### WORK TO BE COMPLETED
Search the data for the string "máxima" and gather each line it is in.

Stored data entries
[Start of Attachment]

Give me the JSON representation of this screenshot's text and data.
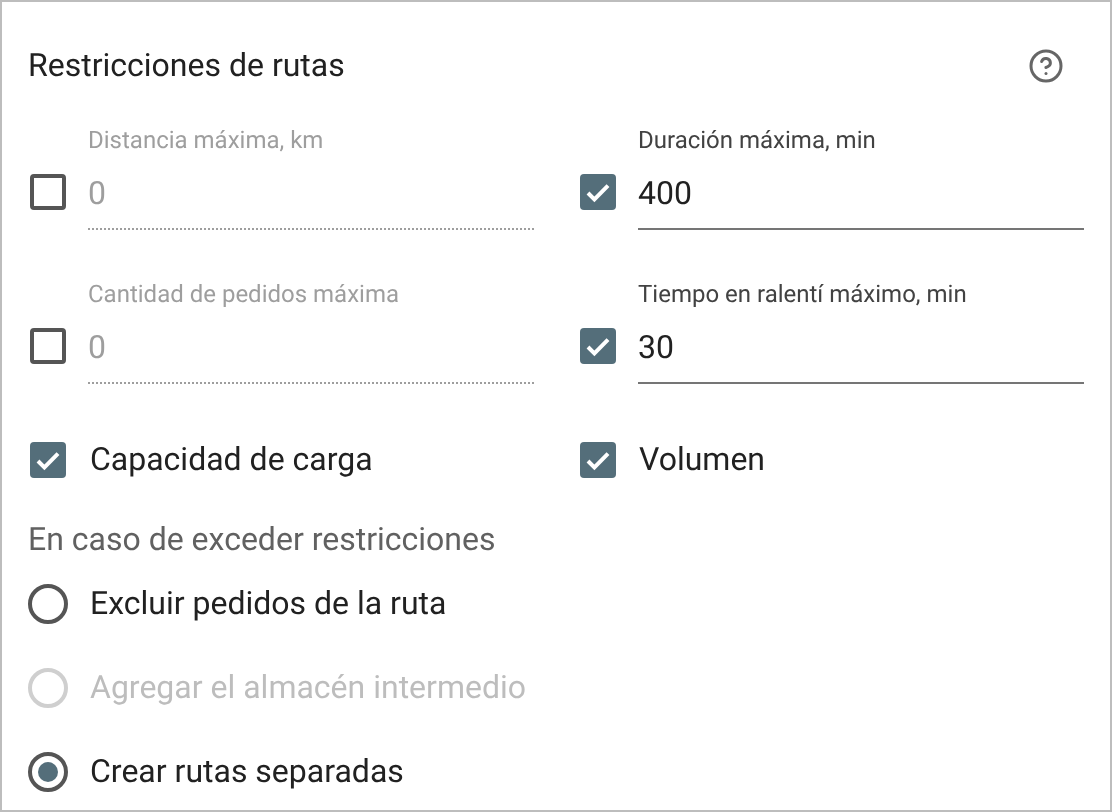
{
  "title": "Restricciones de rutas",
  "limits": [
    {
      "label": "Distancia máxima, km",
      "value": "0",
      "checked": false
    },
    {
      "label": "Duración máxima, min",
      "value": "400",
      "checked": true
    },
    {
      "label": "Cantidad de pedidos máxima",
      "value": "0",
      "checked": false
    },
    {
      "label": "Tiempo en ralentí máximo, min",
      "value": "30",
      "checked": true
    }
  ],
  "load": [
    {
      "label": "Capacidad de carga",
      "checked": true
    },
    {
      "label": "Volumen",
      "checked": true
    }
  ],
  "exceed": {
    "heading": "En caso de exceder restricciones",
    "options": [
      {
        "label": "Excluir pedidos de la ruta",
        "selected": false,
        "disabled": false
      },
      {
        "label": "Agregar el almacén intermedio",
        "selected": false,
        "disabled": true
      },
      {
        "label": "Crear rutas separadas",
        "selected": true,
        "disabled": false
      }
    ]
  }
}
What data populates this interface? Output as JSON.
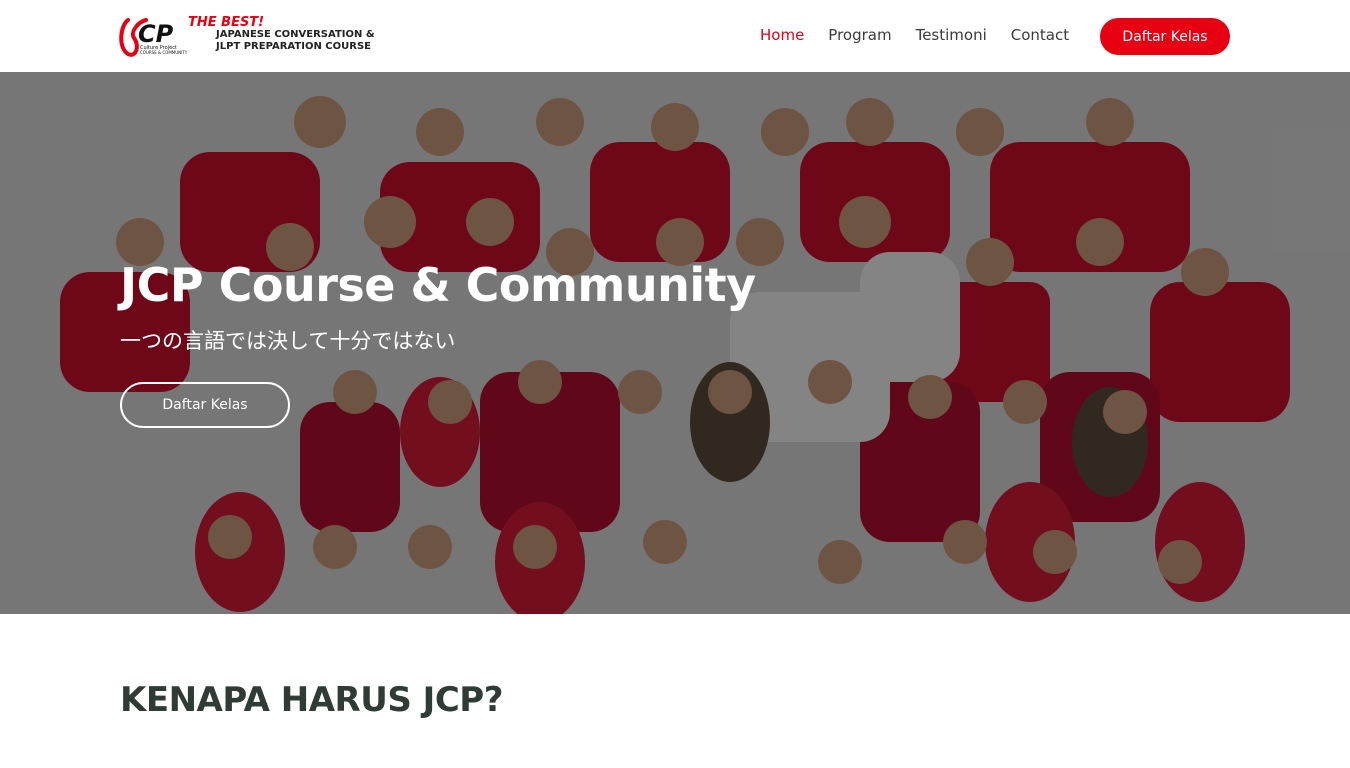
{
  "header": {
    "logo": {
      "mark": "JCP",
      "tagline_red": "THE BEST!",
      "line1": "JAPANESE CONVERSATION &",
      "line2": "JLPT PREPARATION COURSE",
      "small1": "Culture Project",
      "small2": "COURSE & COMMUNITY"
    },
    "nav": [
      "Home",
      "Program",
      "Testimoni",
      "Contact"
    ],
    "active_nav": "Home",
    "cta_label": "Daftar Kelas"
  },
  "hero": {
    "title": "JCP Course & Community",
    "subtitle": "一つの言語では決して十分ではない",
    "button_label": "Daftar Kelas",
    "image_description": "group-photo-students"
  },
  "section": {
    "title": "KENAPA HARUS JCP?"
  },
  "colors": {
    "accent": "#e60012",
    "nav_active": "#e3001b",
    "heading": "#2f3b35",
    "overlay": "rgba(0,0,0,0.45)"
  }
}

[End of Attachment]

### SOLUTION TO THE PROBLEM
      "label": "Distancia máxima, km",
      "label": "Duración máxima, min",
      "label": "Cantidad de pedidos máxima",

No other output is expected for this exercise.